The late-American historian Daniel Boorstin whose background consists of more than a few casual reporting shifts at In Touch confides "celebrities are people who are well known for their well-knownness.The better known they are among the public, the more they "deserve" to be known."
Fellow historian Amy Henderson of the Organization Of American Historians who was once turned down an internship at perezhilton.com and has been known to paraphrase Harvey Levin of TMZ sees the concept of celebrity culture as something harking back to the 18th century.
According to Henderson, in an early quest for self-definition, "Americans of the Revolutionary republic sought to derive a mythic national character by focusing on military heroes, romantic fictional protagonists, and eminent statesmen who embodied the ideals of virtue and self-reliance. By mid-twentieth century, the pedestal belonged not to politicians or generals, but to baseball players and movie stars.
This shift, reflecting in part the vast cultural changes wrought by the communications revolution of the late nineteenth and early twentieth centuries, and by the rise of immigration and urbanization between 1890 and the 1920s, says a great deal about the nation’s continuing need for self-definition, and about the culture which contributed to this search. "
"One way to chronicle this transformation," reveals Henderson " is to consider our changing face of fame, particularly the metamorphosis from traditional "larger-than-life" heroes, to cultural icons—to "celebrity-personalities," as Daniel Boorstin defined them, celebrated not for achievement but simply for "well-knownness." - Nice to see Henderson and Boorstin have remained friends after their much publicized rivalry at Life & Style and ensuing arguments by the water cooler on Wednesday afternoons .
Renowned fiction writer Chuck Palahniuk the man behind the hit book/movie Fight believes the current "exaggeration," of modern celebrity culture "is created out of a need for drama and spectacle. In his book Haunted, he describes the pattern of creating a celebrity as a god-like figure, and once this image is created, the desire to destroy it and shame the individual in the most extreme ways possible Palahniuk believes todays tabloid magazines are testament to this theory.
Meanwhile UK academics have also come up with the stunning revelation that the culture of celebrity is generally horseshit, and is in fact harmful. According to The Association of Teachers and Lecturers (ATL). "Teachers fear their pupils' obsessions with footballers, pop stars and actors are affecting their progress in school, and limiting their career aspirations. "
Some 60% of teachers said their pupils most aspired to be David Beckham, and more than a third said pupils wanted to be famous for the sake of being famous. Some 32% of the 304 teachers quizzed said their pupils modeled themselves on heiress Paris Hilton.

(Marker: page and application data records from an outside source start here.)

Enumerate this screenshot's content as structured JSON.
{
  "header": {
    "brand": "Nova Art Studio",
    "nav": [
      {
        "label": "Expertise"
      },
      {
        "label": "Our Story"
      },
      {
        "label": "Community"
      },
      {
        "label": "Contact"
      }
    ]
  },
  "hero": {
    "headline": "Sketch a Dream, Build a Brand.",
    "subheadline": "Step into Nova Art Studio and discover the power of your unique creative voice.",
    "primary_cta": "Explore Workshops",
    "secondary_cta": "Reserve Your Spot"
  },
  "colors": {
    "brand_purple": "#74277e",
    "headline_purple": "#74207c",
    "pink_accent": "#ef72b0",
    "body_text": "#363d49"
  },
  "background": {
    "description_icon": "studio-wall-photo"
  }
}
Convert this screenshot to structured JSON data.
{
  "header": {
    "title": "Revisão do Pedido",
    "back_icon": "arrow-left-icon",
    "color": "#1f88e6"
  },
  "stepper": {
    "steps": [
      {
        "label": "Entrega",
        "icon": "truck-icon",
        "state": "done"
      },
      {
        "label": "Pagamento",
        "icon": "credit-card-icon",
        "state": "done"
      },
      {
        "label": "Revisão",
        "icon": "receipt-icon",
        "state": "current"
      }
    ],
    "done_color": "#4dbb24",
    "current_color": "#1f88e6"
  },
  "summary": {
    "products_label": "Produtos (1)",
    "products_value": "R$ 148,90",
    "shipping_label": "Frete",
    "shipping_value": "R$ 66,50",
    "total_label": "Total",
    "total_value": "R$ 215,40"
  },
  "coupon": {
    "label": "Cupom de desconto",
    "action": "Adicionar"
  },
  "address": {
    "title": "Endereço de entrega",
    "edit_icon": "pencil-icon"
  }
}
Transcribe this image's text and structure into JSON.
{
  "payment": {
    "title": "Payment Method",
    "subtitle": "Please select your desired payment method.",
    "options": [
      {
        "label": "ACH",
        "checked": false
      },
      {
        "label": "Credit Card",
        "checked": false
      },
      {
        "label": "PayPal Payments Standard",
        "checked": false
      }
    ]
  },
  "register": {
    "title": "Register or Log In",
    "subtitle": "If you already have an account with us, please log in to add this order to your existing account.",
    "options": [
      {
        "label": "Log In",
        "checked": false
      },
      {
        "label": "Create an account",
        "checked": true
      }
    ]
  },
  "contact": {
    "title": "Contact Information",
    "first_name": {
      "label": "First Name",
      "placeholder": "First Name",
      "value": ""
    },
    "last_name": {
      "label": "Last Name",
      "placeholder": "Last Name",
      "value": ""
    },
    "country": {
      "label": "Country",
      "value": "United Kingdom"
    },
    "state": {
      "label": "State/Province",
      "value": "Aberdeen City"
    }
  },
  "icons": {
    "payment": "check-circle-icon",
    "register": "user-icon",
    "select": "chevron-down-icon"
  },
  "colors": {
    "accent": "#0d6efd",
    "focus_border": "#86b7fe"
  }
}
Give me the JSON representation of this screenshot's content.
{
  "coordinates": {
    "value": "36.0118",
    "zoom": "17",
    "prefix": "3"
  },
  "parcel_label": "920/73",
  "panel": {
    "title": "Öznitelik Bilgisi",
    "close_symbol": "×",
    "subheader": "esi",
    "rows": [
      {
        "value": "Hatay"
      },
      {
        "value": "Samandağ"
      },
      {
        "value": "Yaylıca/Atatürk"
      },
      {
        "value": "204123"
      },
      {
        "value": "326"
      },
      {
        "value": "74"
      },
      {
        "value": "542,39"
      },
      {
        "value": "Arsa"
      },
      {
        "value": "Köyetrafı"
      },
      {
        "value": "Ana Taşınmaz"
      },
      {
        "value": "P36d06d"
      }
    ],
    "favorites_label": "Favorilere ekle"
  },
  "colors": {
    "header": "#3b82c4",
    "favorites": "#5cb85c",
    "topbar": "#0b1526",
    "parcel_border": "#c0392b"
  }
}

ATL general secretary Mary Bousted said celebrities could raise pupils' aspirations and ambitions for the future. But she warned: "We are deeply concerned that many pupils believe celebrity status is available to everyone.
"They do not understand the hard work it takes to achieve such status and do not think it is important to be actively engaged in school work as education is not needed for a celebrity status."
Each to their own I guess , though choose your heroes wisely – me Ive wised up to the idol worship thing (I think). Though when it comes to that old chestnut, accurate reporting, and celeb journalism things get a little hazy - so let the reader beware.
As a proud Australian ive opted to be loyal to the intellectual vision of fellow countryman Elle Macpherson who so wisely stated, when asked what she was reading during in interview in the late nineties ""I-only-read-what-I've-written-myself"
Written by Craig Stephens